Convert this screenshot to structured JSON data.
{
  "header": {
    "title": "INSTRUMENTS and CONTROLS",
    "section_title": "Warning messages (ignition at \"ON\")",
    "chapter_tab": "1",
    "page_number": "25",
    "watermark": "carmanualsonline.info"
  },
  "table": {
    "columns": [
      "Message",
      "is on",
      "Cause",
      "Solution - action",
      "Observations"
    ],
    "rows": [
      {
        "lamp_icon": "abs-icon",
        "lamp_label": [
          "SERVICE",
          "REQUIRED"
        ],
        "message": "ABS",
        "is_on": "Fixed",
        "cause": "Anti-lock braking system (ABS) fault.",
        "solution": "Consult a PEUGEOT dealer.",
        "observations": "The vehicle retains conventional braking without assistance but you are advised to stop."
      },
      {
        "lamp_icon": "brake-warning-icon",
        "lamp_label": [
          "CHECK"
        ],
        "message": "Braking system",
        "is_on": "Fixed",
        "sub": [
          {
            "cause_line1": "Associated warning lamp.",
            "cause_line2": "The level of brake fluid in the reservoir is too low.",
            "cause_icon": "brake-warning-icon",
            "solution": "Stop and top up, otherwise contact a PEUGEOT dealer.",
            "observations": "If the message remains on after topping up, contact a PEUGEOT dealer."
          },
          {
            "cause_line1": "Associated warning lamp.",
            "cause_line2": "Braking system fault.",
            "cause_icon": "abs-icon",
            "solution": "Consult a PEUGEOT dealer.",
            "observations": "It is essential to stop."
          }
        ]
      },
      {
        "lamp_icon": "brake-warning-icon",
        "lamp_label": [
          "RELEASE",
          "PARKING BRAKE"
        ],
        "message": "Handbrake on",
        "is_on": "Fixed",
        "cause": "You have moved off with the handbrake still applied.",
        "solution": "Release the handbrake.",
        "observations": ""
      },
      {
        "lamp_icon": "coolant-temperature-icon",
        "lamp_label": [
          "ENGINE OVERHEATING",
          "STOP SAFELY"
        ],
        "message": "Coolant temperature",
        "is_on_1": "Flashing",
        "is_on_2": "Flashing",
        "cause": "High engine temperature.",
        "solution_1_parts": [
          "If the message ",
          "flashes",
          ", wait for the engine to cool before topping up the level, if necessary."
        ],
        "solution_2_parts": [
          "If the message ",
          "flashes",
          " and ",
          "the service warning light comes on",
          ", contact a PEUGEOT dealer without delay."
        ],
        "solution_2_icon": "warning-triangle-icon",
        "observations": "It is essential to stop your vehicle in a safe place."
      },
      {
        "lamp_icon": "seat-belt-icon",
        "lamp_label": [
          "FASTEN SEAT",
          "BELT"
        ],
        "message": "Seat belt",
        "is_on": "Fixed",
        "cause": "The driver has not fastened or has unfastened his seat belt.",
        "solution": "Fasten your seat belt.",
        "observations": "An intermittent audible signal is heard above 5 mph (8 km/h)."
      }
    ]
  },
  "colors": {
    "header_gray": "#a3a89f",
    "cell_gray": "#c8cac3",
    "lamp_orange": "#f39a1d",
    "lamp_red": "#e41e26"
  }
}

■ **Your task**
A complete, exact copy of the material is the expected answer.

■ **Exercise result**
Convert this screenshot to structured JSON data.
{
  "header": {
    "title": "INSTRUMENTS and CONTROLS",
    "section_title": "Warning messages (ignition at \"ON\")",
    "chapter_tab": "1",
    "page_number": "25",
    "watermark": "carmanualsonline.info"
  },
  "table": {
    "columns": [
      "Message",
      "is on",
      "Cause",
      "Solution - action",
      "Observations"
    ],
    "rows": [
      {
        "lamp_icon": "abs-icon",
        "lamp_label": [
          "SERVICE",
          "REQUIRED"
        ],
        "message": "ABS",
        "is_on": "Fixed",
        "cause": "Anti-lock braking system (ABS) fault.",
        "solution": "Consult a PEUGEOT dealer.",
        "observations": "The vehicle retains conventional braking without assistance but you are advised to stop."
      },
      {
        "lamp_icon": "brake-warning-icon",
        "lamp_label": [
          "CHECK"
        ],
        "message": "Braking system",
        "is_on": "Fixed",
        "sub": [
          {
            "cause_line1": "Associated warning lamp.",
            "cause_line2": "The level of brake fluid in the reservoir is too low.",
            "cause_icon": "brake-warning-icon",
            "solution": "Stop and top up, otherwise contact a PEUGEOT dealer.",
            "observations": "If the message remains on after topping up, contact a PEUGEOT dealer."
          },
          {
            "cause_line1": "Associated warning lamp.",
            "cause_line2": "Braking system fault.",
            "cause_icon": "abs-icon",
            "solution": "Consult a PEUGEOT dealer.",
            "observations": "It is essential to stop."
          }
        ]
      },
      {
        "lamp_icon": "brake-warning-icon",
        "lamp_label": [
          "RELEASE",
          "PARKING BRAKE"
        ],
        "message": "Handbrake on",
        "is_on": "Fixed",
        "cause": "You have moved off with the handbrake still applied.",
        "solution": "Release the handbrake.",
        "observations": ""
      },
      {
        "lamp_icon": "coolant-temperature-icon",
        "lamp_label": [
          "ENGINE OVERHEATING",
          "STOP SAFELY"
        ],
        "message": "Coolant temperature",
        "is_on_1": "Flashing",
        "is_on_2": "Flashing",
        "cause": "High engine temperature.",
        "solution_1_parts": [
          "If the message ",
          "flashes",
          ", wait for the engine to cool before topping up the level, if necessary."
        ],
        "solution_2_parts": [
          "If the message ",
          "flashes",
          " and ",
          "the service warning light comes on",
          ", contact a PEUGEOT dealer without delay."
        ],
        "solution_2_icon": "warning-triangle-icon",
        "observations": "It is essential to stop your vehicle in a safe place."
      },
      {
        "lamp_icon": "seat-belt-icon",
        "lamp_label": [
          "FASTEN SEAT",
          "BELT"
        ],
        "message": "Seat belt",
        "is_on": "Fixed",
        "cause": "The driver has not fastened or has unfastened his seat belt.",
        "solution": "Fasten your seat belt.",
        "observations": "An intermittent audible signal is heard above 5 mph (8 km/h)."
      }
    ]
  },
  "colors": {
    "header_gray": "#a3a89f",
    "cell_gray": "#c8cac3",
    "lamp_orange": "#f39a1d",
    "lamp_red": "#e41e26"
  }
}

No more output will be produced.